They said it couldn't be done; but in Houston, we always get it done. Houstonians came together and achieved historic pension reform, lifting a significant barrier to progress in our city. Our victory on pension reform is substantial. We immediately reduced a debt of $8.2 billion and put in place a responsible plan to pay off the balance over 30 years - just like the mortgage on a house. The plan also requires the city to make the payments in full and on time - just like every Houstonian with a mortgage is required to do - and protects the city from cost increases due to economic downturns.
All that is left is for voters to approve a necessary component of the plan, pension obligation bonds, in November. When I asked to become your mayor, I asked all Houstonians, in a spirit of shared sacrifice, to chip in to solve these problems. Our city workers and retirees did their part by accepting $2.85 billion in reductions to their pension benefits. Now it's time for us to do our part to lift up our families, our neighborhoods and our city!
McGee said that provision, if strictly enforced, would help make the proposal 'one of the better reforms in the country...' '...(T)he good thing about the plan is that cost is now capped, whereas before it wasn't. We're in a fundamentally different situation than we were before.

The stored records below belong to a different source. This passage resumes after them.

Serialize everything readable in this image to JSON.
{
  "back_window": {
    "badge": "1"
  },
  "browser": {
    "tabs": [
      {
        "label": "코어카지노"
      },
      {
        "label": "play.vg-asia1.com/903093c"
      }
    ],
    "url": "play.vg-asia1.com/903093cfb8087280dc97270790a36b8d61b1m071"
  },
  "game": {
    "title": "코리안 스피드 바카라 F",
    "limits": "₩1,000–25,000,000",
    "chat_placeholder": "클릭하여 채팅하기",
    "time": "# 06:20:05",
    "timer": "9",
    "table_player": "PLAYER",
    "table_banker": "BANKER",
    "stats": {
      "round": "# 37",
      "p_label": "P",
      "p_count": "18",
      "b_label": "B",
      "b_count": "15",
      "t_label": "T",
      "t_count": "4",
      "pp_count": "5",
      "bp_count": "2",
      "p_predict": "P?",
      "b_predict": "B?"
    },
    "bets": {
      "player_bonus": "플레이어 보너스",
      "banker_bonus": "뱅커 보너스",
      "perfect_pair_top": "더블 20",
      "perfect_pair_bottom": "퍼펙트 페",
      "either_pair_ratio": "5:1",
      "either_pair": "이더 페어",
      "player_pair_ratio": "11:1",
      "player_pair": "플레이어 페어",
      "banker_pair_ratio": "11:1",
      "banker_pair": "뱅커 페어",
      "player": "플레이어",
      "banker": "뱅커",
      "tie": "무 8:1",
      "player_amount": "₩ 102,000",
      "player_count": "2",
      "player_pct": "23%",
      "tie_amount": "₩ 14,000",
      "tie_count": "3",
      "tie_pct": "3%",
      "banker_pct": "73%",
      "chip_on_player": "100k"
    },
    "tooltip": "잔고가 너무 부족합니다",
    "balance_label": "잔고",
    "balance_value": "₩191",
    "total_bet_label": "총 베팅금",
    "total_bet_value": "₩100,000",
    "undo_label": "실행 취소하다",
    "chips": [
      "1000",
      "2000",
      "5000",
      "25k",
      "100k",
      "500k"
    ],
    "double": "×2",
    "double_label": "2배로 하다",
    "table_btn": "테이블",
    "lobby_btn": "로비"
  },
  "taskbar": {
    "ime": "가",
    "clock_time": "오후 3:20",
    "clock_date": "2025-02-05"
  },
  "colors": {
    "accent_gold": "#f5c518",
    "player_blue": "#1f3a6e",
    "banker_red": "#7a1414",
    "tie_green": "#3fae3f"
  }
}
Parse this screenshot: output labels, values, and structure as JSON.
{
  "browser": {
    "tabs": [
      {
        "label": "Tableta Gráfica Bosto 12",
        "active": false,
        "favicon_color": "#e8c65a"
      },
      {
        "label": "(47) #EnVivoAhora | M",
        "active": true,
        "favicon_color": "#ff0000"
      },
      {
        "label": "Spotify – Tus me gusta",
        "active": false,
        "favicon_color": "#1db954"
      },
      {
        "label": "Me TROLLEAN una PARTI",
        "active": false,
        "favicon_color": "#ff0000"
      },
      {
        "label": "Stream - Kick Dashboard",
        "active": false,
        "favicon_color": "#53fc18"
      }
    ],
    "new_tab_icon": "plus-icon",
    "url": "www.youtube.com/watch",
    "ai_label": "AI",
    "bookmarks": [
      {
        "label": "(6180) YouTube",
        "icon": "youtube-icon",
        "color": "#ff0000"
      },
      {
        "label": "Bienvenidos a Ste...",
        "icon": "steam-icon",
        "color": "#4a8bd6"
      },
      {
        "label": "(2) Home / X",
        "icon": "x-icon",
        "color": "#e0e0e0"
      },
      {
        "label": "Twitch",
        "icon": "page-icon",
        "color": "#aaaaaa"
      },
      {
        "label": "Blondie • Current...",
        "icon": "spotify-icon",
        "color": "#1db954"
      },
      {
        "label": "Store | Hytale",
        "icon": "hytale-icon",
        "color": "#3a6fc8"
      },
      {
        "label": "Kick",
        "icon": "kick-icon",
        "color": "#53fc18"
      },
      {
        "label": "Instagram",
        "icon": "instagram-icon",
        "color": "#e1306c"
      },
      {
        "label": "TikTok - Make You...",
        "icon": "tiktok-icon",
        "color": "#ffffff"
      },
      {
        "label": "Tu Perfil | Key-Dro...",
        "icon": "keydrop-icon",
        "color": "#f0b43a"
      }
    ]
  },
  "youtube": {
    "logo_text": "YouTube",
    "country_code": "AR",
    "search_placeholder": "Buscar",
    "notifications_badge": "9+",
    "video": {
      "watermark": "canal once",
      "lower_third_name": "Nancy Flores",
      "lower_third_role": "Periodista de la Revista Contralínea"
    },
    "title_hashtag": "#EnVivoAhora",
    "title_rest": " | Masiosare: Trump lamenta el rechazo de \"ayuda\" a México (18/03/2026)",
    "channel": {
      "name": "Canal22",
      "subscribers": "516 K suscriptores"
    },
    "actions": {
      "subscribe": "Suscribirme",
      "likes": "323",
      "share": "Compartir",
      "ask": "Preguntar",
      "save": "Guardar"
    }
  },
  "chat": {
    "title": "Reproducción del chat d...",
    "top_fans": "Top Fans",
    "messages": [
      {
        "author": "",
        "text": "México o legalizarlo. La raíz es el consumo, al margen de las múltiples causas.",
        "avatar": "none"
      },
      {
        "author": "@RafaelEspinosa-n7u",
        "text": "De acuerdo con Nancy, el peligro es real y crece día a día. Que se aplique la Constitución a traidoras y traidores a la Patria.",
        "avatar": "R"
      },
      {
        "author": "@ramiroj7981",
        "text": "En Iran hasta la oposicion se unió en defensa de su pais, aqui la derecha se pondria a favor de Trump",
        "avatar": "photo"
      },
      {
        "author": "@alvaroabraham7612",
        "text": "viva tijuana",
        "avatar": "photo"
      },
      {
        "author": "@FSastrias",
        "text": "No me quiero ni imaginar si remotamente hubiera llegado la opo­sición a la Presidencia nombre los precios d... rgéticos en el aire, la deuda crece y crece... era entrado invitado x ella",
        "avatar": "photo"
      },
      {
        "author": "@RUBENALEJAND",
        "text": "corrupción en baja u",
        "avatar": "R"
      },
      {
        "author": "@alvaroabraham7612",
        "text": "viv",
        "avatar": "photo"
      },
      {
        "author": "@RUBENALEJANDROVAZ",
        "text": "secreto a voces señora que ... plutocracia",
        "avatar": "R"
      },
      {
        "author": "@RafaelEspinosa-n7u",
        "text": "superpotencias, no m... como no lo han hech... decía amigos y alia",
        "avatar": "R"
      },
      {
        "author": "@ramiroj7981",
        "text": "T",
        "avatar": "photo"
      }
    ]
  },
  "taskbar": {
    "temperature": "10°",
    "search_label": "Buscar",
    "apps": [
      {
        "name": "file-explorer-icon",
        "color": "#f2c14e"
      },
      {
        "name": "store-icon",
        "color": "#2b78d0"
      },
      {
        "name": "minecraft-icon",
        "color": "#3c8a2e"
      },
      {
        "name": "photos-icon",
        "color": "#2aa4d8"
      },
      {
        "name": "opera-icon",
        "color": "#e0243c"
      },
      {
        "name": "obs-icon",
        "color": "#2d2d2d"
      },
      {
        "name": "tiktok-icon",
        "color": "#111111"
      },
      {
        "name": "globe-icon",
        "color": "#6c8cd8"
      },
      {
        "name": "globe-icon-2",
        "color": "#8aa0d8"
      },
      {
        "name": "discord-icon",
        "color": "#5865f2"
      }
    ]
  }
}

It's a new idea with great potential to solve a 15-year old problem in Houston. And, if the "corridor" mechanism is airtight and works as intended, it could become a case study for cities across the country.
Indeed, Turner's proposal appears to strike the right amount of give-and-take that's required for all parties to get on board. First, the city is stepping up in terms of accountability, meaning it would be required to make its pension payment annually.
[The pension proposal] offers a clear path toward a sustainable retirement for city workers at a very uncertain time for city finances. I commend Mayor Turner and all stakeholders for their commitment to addressing an urgent problem in a timely manner. The longer we wait to implement a solution to our pension challenge, the more difficult it becomes for the city to succeed in solving it.
The numbers for Mayor Sylvester Turner's pension reform plan generally add up, and the reforms generally move Houston in the right direction. In fact, this pension reform plan should be viewed by other cities as a national model, especially its risk-sharing aspect.
I am very pleased with the Mayor's proposal because it actually includes a structure. It used to be that if the pensions board misestimated the amount they needed, then it just fell on the City and the City was required to pay that amount and that's what's happening in Houston and Dallas. Under the Mayor's plan, there are actually consequences to making bad estimates, and that's going to give the pension review boards as well as the City the proper incentives to make the right assumptions. That's what we need. We need a system that incentivizes the parties to make consistent decisions, not decisions they know are probably off.
"We have to have a fair pension system, both for us and for taxpayers," said Mr. Hunt of the Houston police union.
Texas Governor Greg Abbott signed into law on Wednesday a bill aimed at addressing public pension problems in the state's two biggest cities, Dallas and Houston.
Give Mayor Sylvester Turner credit. In less than 18 months, Turner has pulled off what once seemed an impossibly complicated task.
The Texas Legislature on Wednesday approved a pension reform bill for Houston's three pension funds. The measure passed the House by a 103-43 vote on Wednesday, a day after it passed the Senate.